Farm and rural advocacy groups say cuts to the U.S. Department of Agriculture in President Donald Trump’s proposed budget would harm rural communities, at a time when many of them need an infusion of cash.
In what’s being called a “skinny budget” because it sets an outline and contains scant details, Trump’s proposal calls for a 21 percent reduction in the USDA’s annual discretionary spending, and lays out rationales for why some programs are either eliminated or scaled back, calling some “duplicative,” or “underperforming.”
The proposal cannot touch long-term spending on widely used programs like food stamps or crop insurance. Instead, the budget blueprint makes clear that the Trump Administration wants to eliminate programs that deliver American-grown crops to hungry people overseas, and a program that rebuilds aging water infrastructure projects in small towns.
Other programs and agencies within the USDA would take significant cuts, spending less on the department’s farm statistics arm, small business grants, and its county-based service centers, which disseminate information to farmers.

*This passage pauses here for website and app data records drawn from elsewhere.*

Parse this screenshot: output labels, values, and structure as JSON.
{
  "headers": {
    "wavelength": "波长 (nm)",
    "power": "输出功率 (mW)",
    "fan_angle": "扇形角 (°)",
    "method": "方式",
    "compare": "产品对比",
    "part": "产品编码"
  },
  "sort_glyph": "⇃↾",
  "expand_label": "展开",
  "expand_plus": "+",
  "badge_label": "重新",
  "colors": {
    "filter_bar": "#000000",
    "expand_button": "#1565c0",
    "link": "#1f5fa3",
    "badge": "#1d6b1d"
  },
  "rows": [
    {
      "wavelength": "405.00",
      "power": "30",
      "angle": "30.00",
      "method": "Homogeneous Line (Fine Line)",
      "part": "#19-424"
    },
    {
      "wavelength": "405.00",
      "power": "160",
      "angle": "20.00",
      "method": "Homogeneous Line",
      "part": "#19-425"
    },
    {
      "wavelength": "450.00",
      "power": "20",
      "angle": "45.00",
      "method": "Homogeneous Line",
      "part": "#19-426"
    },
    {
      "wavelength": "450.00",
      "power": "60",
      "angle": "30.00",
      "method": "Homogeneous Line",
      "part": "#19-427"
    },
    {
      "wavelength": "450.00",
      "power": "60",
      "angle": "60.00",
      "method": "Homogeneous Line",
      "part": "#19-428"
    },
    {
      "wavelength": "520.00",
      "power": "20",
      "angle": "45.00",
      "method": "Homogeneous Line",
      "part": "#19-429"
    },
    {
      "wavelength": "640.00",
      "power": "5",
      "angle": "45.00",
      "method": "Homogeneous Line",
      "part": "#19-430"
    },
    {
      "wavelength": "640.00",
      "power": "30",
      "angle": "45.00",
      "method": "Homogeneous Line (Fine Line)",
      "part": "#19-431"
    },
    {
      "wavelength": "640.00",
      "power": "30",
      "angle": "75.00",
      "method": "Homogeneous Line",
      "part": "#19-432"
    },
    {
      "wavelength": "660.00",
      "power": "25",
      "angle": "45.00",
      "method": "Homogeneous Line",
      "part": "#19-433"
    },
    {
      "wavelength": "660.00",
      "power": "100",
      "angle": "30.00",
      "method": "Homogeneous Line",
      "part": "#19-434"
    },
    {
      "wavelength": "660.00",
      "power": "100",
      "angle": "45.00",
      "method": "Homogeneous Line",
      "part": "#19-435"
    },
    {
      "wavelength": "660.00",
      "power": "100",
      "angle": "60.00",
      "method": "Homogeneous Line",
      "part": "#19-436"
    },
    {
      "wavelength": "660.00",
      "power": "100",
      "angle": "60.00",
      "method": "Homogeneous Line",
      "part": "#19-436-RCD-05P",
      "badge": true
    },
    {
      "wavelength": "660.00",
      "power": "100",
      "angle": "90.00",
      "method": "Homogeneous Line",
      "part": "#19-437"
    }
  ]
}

“When you cut funding in this way, sometimes the effects are slow, and sometimes you hit a cliff,” says Johnathan Hladik, policy director at the Nebraska-based Center for Rural Affairs.
Hladik says many parts of rural America did not recover fully from the Great Recession that started nearly a decade ago. Prices for many commodities – beef, corn, wheat – are in the tank, with few signs of improvement on the horizon. All that will make these proposed cuts hard to swallow in rural America, Hladik says.
A chorus of farm groups echoed those concerns. RJ Karney, the American Farm Bureau Federation’s director of congressional relations, says the time is not right to take an axe to rural development.
“Now is not the time to make deeper cuts into services that have been on the chopping block multiple times,” Karney says.
Even if most financial benefits for farmers remain intact in Trump’s proposal, Karney says many farmers are still supportive of programs that benefit the rural communities they live in or near. And they’ll definitely feel any reduction in county offices where farmers apply for financial assistance, crop insurance, and disaster benefits. Farmers will also feel a cut to statistical services they use to gauge the markets for their crops.
“This is going to have severe consequences for farmers and ranchers,” Karney says.
The administration proposal is still vague, however, with little indication of how the cuts would actually play out. Some members of Congress – both Republicans and Democrats – are indicating they will take a strong hand in pushing back on the cuts to USDA.
“I am concerned that the cuts, while relatively small in the context of the total federal budget, could hamper some vital work of the Department,” House Agriculture Committee Chairman Rep. K. Michael Conaway, a Texas Republican, said in a statement.
“The bottom line is this is the start of a longer, larger process. It is a proposal, not THE budget.”